EXERCISE AIM
From the first line to the last, set down the material exactly and drop every picture.

SOURCE MATERIAL

··········

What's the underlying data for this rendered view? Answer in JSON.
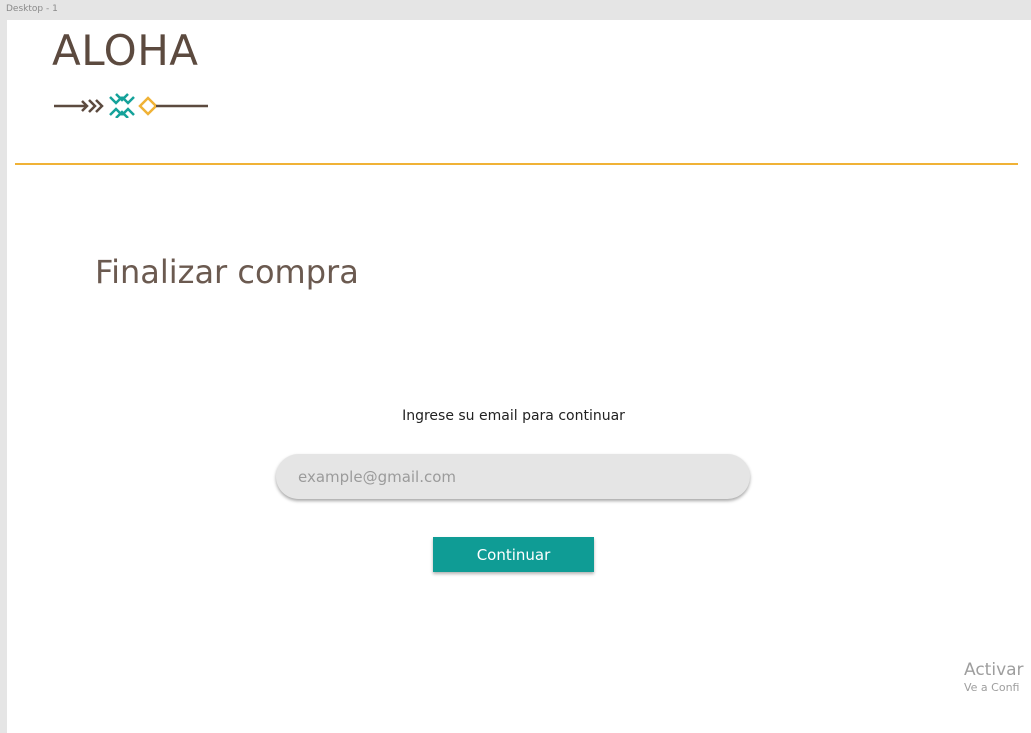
{
  "frame": {
    "label": "Desktop - 1"
  },
  "header": {
    "logo_text": "ALOHA",
    "logo_mark_icon": "arrow-diamond-pattern-icon",
    "accent_color": "#f0b236"
  },
  "main": {
    "title": "Finalizar compra",
    "prompt": "Ingrese su email para continuar",
    "email_placeholder": "example@gmail.com",
    "email_value": "",
    "continue_label": "Continuar",
    "button_color": "#0f9c95"
  },
  "watermark": {
    "title": "Activar",
    "subtitle": "Ve a Confi"
  }
}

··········

EXERCISE OUTPUT
What's the underlying data for this rendered view? Answer in JSON.
{
  "frame": {
    "label": "Desktop - 1"
  },
  "header": {
    "logo_text": "ALOHA",
    "logo_mark_icon": "arrow-diamond-pattern-icon",
    "accent_color": "#f0b236"
  },
  "main": {
    "title": "Finalizar compra",
    "prompt": "Ingrese su email para continuar",
    "email_placeholder": "example@gmail.com",
    "email_value": "",
    "continue_label": "Continuar",
    "button_color": "#0f9c95"
  },
  "watermark": {
    "title": "Activar",
    "subtitle": "Ve a Confi"
  }
}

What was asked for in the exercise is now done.